⟨
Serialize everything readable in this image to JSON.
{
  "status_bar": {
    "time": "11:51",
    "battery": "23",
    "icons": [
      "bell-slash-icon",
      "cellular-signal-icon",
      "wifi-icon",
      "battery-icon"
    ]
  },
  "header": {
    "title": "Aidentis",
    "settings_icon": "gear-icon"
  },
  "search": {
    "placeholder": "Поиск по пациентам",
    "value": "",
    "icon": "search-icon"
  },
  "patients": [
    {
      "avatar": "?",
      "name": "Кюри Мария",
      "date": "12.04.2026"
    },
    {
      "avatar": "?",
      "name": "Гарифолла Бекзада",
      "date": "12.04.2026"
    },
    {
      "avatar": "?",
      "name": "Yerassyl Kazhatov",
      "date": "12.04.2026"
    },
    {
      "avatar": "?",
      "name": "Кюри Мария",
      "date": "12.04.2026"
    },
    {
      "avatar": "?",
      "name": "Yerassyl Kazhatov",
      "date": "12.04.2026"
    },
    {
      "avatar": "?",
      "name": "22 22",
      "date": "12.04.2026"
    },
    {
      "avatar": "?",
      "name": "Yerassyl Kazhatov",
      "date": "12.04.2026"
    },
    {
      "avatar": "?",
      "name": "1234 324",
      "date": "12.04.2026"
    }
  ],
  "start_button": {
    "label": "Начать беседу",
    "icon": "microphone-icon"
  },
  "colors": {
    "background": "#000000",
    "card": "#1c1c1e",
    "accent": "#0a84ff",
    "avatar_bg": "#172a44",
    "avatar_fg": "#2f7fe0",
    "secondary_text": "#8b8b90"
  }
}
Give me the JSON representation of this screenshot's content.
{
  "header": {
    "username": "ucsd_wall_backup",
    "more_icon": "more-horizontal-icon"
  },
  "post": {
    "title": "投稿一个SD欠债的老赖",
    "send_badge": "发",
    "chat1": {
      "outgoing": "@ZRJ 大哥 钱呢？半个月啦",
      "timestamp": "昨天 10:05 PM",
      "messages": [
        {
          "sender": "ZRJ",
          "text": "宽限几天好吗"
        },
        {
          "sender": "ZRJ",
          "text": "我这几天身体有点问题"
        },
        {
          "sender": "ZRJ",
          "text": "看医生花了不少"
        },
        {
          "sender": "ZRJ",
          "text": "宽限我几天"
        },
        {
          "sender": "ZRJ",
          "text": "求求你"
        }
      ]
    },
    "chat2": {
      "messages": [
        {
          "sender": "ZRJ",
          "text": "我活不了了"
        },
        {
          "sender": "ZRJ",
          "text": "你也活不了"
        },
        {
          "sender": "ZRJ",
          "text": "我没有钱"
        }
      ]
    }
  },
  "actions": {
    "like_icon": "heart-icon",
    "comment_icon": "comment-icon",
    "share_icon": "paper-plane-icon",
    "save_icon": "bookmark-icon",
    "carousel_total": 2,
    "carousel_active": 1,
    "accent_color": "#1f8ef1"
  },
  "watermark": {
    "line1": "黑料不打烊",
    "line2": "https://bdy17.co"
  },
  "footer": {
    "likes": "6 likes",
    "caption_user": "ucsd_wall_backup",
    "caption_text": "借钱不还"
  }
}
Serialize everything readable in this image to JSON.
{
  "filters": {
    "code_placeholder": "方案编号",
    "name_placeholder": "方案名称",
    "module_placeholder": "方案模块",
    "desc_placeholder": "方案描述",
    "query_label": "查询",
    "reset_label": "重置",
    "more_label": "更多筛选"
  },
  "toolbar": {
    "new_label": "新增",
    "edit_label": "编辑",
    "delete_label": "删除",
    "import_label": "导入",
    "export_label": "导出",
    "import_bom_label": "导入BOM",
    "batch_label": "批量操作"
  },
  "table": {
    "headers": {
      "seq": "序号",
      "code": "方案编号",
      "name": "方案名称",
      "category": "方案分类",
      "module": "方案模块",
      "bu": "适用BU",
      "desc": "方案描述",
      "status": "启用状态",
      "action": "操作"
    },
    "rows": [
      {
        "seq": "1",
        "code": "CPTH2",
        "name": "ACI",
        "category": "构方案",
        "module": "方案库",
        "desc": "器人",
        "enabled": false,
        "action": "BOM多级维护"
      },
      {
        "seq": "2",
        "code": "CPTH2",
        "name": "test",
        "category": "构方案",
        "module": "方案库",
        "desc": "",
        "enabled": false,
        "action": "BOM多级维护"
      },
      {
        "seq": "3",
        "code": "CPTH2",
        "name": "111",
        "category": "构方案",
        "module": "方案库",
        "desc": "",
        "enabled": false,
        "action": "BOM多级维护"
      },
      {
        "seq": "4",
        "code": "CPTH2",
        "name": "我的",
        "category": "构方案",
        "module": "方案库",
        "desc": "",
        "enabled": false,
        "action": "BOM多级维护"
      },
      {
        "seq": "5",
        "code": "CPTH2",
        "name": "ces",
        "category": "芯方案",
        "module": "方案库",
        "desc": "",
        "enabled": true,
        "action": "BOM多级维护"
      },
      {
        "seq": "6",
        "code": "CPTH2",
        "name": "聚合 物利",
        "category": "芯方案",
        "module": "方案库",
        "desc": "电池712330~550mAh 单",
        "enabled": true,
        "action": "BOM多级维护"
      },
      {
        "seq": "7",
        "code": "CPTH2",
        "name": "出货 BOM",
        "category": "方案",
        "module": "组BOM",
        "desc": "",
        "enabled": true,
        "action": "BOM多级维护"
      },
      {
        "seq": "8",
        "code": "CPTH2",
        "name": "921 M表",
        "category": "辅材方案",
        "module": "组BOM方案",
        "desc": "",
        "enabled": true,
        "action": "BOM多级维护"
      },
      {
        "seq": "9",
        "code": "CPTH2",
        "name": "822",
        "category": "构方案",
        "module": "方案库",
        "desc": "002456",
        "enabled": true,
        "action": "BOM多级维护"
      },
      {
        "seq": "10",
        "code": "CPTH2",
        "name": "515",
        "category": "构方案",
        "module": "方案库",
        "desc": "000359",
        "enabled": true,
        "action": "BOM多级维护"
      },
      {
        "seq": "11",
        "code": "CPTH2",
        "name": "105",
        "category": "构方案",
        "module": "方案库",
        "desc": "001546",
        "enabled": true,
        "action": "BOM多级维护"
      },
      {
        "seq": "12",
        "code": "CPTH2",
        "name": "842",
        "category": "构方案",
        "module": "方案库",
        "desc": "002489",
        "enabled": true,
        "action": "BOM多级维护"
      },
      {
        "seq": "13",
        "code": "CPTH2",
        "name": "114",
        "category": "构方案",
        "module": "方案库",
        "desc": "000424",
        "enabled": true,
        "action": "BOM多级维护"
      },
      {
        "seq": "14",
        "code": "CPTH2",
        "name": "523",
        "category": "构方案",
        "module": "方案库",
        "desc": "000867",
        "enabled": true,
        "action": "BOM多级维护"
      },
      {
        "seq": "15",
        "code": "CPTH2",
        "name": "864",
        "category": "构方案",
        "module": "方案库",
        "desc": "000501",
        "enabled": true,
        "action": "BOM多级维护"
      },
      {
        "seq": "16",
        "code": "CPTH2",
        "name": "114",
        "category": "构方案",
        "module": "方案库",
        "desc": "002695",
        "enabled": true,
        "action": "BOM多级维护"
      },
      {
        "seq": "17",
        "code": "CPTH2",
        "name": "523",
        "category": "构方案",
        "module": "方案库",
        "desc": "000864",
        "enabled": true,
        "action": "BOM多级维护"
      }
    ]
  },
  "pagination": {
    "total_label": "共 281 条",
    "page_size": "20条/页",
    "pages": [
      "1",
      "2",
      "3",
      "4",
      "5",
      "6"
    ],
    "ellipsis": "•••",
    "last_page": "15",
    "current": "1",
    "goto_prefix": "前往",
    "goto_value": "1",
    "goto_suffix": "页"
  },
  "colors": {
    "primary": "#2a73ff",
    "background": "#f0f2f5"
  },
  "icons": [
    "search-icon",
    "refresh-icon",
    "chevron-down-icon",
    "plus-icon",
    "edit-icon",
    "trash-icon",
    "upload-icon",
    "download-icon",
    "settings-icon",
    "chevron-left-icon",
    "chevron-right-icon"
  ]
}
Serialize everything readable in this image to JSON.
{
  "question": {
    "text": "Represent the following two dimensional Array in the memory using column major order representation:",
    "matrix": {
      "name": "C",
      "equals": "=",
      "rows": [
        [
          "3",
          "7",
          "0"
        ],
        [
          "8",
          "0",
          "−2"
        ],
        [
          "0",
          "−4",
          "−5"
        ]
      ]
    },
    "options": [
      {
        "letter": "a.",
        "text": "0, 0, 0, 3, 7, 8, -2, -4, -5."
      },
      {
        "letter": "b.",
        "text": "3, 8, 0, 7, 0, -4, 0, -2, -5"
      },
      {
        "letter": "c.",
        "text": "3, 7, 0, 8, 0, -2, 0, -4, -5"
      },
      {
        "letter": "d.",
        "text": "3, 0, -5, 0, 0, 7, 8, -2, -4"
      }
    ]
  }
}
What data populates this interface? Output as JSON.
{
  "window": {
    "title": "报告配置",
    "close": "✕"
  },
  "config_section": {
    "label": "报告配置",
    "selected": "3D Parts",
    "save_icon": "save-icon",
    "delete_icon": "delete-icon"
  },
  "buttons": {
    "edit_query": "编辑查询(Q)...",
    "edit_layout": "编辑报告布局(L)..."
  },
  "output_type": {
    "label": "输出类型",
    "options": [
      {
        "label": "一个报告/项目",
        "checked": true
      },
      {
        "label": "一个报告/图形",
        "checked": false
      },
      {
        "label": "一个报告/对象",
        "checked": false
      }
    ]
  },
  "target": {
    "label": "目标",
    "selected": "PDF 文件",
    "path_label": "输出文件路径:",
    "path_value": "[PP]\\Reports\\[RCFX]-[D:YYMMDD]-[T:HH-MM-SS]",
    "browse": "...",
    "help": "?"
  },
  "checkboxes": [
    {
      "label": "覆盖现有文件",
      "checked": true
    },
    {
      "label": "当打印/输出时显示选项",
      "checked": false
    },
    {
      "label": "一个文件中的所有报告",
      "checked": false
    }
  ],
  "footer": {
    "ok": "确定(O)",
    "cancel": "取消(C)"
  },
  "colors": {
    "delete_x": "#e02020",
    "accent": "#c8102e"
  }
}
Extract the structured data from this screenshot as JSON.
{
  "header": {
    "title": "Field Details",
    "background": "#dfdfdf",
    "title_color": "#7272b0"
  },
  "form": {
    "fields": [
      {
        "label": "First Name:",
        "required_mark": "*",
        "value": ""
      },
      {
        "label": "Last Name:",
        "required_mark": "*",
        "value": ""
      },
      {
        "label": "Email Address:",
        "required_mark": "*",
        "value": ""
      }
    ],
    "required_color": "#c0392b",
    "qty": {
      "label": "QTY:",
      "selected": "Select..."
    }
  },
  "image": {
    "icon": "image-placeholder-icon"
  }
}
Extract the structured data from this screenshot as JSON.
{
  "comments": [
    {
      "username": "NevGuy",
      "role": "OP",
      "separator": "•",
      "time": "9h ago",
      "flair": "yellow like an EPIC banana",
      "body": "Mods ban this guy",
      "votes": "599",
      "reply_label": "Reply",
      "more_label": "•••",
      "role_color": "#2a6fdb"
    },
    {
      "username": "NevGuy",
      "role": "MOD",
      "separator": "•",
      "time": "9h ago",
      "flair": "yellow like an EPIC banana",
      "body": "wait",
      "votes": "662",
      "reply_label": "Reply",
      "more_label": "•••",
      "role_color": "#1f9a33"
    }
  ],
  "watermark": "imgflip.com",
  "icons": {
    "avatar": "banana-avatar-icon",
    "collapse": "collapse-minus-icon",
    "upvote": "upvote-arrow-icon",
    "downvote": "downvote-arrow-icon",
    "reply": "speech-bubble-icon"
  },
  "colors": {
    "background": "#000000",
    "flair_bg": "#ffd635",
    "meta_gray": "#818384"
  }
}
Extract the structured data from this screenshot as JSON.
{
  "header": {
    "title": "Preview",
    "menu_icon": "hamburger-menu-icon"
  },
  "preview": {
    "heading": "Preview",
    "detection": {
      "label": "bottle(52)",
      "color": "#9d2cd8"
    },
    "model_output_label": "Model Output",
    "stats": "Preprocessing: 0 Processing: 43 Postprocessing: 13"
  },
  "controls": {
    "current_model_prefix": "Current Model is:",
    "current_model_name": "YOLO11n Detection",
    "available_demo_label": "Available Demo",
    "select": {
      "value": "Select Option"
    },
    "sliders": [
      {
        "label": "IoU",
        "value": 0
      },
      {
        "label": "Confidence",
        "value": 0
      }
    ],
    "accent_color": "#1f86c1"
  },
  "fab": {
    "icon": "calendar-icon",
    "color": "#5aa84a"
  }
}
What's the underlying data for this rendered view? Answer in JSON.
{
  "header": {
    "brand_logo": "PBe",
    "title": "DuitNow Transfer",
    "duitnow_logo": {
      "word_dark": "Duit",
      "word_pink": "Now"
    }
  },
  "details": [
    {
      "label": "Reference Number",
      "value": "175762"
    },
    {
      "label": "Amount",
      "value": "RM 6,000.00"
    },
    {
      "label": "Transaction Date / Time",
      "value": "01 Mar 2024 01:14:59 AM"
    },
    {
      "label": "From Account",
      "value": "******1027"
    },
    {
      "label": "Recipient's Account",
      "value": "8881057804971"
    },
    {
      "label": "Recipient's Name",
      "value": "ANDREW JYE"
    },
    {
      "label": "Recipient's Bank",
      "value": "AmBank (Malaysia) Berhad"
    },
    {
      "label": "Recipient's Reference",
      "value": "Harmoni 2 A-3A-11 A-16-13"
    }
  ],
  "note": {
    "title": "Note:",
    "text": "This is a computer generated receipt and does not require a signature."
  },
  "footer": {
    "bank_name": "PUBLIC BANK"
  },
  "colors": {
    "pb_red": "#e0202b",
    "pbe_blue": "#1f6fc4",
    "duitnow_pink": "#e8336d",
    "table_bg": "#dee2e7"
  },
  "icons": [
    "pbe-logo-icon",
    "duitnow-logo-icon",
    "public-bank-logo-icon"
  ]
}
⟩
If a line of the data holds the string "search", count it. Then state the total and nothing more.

(WRITTEN SOLUTION) 3